PROVIDED DATA -
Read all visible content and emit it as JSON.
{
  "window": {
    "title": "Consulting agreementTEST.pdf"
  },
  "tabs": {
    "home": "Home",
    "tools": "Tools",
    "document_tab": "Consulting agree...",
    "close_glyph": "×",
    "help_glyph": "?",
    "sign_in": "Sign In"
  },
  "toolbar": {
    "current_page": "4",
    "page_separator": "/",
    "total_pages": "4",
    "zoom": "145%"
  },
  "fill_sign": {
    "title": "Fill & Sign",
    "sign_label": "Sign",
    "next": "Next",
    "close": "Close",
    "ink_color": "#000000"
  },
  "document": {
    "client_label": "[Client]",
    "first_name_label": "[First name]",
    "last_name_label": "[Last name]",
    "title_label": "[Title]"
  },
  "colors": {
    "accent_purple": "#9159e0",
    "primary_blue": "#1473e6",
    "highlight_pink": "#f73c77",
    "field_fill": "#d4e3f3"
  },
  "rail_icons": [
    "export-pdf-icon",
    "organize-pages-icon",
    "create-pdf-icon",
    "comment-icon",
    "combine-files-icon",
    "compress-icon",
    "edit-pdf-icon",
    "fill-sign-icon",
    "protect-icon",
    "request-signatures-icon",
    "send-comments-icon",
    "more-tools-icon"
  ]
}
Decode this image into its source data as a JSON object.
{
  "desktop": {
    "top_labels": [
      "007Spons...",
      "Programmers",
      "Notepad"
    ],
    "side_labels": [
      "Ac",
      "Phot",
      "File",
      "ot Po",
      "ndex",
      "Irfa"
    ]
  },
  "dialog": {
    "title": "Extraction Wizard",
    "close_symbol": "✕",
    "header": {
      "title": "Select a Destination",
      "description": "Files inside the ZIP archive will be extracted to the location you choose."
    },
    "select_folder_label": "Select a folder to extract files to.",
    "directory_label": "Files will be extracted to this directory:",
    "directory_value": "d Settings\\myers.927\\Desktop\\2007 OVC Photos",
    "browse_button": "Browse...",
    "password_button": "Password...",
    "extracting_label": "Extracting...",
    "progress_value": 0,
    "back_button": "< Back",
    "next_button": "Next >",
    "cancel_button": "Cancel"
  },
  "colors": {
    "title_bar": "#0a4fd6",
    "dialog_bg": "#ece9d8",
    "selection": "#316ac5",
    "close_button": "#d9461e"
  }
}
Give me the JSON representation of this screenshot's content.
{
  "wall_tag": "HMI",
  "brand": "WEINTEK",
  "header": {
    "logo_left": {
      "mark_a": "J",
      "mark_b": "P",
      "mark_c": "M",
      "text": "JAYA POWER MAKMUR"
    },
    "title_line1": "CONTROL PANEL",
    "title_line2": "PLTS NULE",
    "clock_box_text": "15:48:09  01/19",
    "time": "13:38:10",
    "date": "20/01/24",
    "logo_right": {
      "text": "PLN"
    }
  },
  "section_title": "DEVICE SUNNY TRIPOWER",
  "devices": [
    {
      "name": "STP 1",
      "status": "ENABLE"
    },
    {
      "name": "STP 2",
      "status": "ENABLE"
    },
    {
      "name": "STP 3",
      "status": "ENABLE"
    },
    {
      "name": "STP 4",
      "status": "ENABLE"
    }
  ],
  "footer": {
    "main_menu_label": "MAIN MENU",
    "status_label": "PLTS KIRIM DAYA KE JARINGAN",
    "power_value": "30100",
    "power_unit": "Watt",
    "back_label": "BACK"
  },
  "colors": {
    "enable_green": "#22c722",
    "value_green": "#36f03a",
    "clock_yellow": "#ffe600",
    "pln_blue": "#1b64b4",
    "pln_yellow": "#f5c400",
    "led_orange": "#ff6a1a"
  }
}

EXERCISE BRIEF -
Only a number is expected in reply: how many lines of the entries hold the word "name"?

EXERCISE RESULT -
6